One inviting every self-accusing sinner to see himself there, before turning to Christ -- with true contrition and humble confidence – for healing and salvation.
The Cross of Christ is supremely worthy of exaltation because of the wondrous integrity of its signification whereby:
both the glory and the goodness of God are made manifest:
For God so loved the world that He gave His only Son, so that everyone who believes in Him might nor perish but might have eternal life;
as is also its invitation to us and all believers that we join together in thanking Him most fittingly.  To which end we are told by Saint Paul, again, that:
For just as in Adam all die, so too in Christ shall all be brought to life, but each one in proper order: Christ the first-fruits; then, at His coming, those who belong to Christ; then comes the end, when He hands over the kingdom to His God and Father, when He has destroyed every sovereignty and every authority and power. For He must reign until He has put all His enemies under His feet.  (1 Corinthians 15:22–25)
With those few last words we are enabled to recognize the truly sublime beauty and comprehensive majesty symbolized by the Exaltation of the Cross of Christ.  For there, Christ most assuredly reigns supreme as the Crucified One, Victor over sin and death; but for us, however, not in power and wrath triumphing over His enemies and trampling them down under His feet so much as graciously receiving the praise and thanksgiving of all His former enemies: sinners converted into supplicants, now looking up to the gaze of His compassionately lowered eyes, and, under the shelter of His outstretched arms, humbly praising and whole-heartedly loving and glorifying Him, the First-fruits and Lord of all creation, the Author of our salvation.

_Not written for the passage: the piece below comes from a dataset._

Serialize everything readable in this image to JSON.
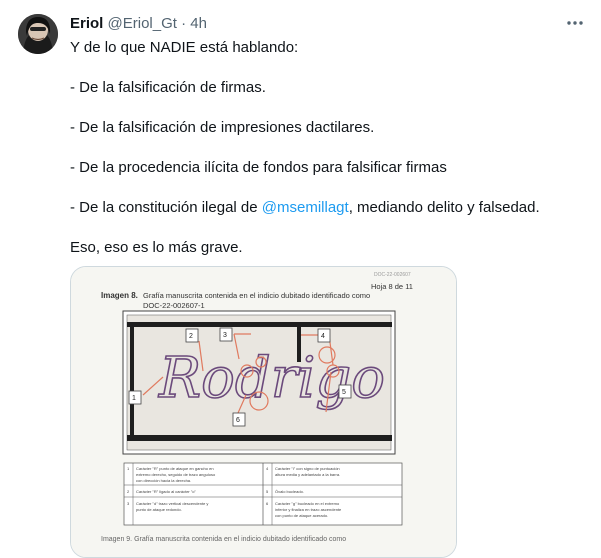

O for a thousand tongues to sing my great Redeemer’s praise, the glories of my God and King, the triumphs of His grace!
Dear People of God, in these days of conflict and confrontation it is most important for us who believe in Jesus -- in both His Person and in His Truth -- to know our measure of that Truth not only accurately but also lovingly, for Truth is not even really known, let alone loved, if its beauty is not sufficiently appreciated.
Accordingly, Mother Church, being the chosen instrument for God’s Holy Spirit at work on earth, must needs learn to give ever more faithful expression to both His Truth and His Love; not in separation -- for what God has joined man must not separate -- but as inseparably One: the loveableness and beauty of His Truth and the truthfulness and power of His Love; manifesting the inherent beauty of revealed Truth and proclaiming a Love inspired and sustained by such Truth.
To that end we, her children, must endeavour in our words of human sincerity and Catholic witness to show our appreciation of the beauty of the Truth we believe and live a Love in harmony with and expressive of that Truth, for the early Church spread so rapidly in the Roman Empire not so much by dint of doctrinal expositions, verbal conflicts, and scholarly triumphs, as by the totally overwhelming beauty and humble power of Christian witness: men and women, boys and girls, all embracing  and Exalting the Cross in their witness to Him who once hung thereon for their sake and was now looking down from heaven in compassionate love and comforting them in His world-wide embrace, as they sought to serve His glory by walking gladly in His footsteps along His way.